EXERCISE PROMPT
Look through the entries below. Say how many lines include "left", with nothing added.

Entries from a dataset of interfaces
^^^^
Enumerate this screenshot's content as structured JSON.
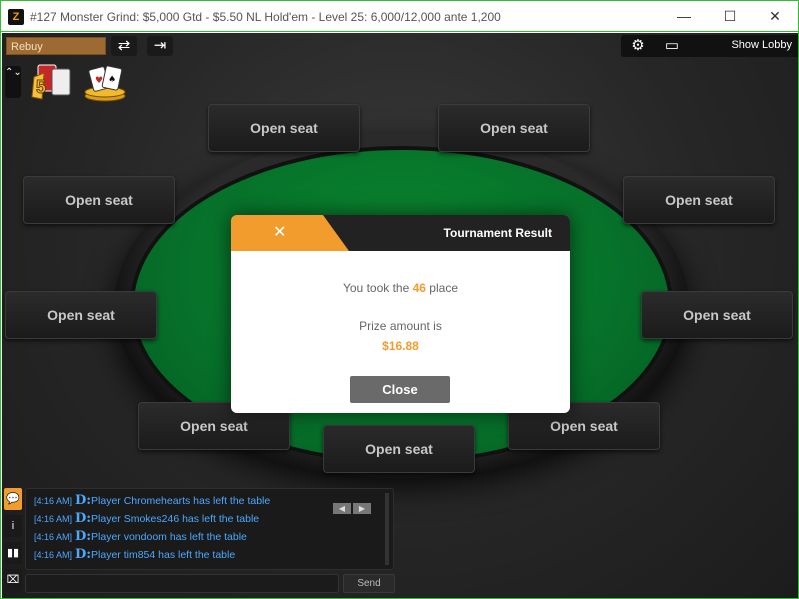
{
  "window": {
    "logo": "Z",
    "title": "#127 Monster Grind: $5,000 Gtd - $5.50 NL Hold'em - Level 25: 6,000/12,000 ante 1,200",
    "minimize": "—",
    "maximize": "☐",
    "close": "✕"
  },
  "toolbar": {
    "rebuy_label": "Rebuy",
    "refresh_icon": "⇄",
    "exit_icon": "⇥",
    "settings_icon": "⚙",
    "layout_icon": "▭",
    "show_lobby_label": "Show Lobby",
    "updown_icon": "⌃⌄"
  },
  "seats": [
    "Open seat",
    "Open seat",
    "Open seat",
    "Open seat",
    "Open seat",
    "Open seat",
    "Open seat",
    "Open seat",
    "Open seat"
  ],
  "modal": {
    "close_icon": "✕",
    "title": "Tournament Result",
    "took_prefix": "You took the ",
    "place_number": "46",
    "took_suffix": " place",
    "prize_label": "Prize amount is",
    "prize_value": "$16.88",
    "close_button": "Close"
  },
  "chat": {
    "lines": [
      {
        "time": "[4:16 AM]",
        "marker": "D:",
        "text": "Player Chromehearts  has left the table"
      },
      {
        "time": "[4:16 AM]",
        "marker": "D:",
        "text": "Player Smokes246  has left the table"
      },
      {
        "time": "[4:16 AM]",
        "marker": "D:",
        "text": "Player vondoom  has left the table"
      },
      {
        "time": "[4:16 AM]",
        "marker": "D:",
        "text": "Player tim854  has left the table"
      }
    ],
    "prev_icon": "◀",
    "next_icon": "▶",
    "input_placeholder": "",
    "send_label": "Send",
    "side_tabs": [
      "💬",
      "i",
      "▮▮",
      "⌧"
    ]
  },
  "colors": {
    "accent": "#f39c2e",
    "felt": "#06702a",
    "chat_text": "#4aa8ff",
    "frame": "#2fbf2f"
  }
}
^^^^
OUTPUT OF THE EXERCISE
4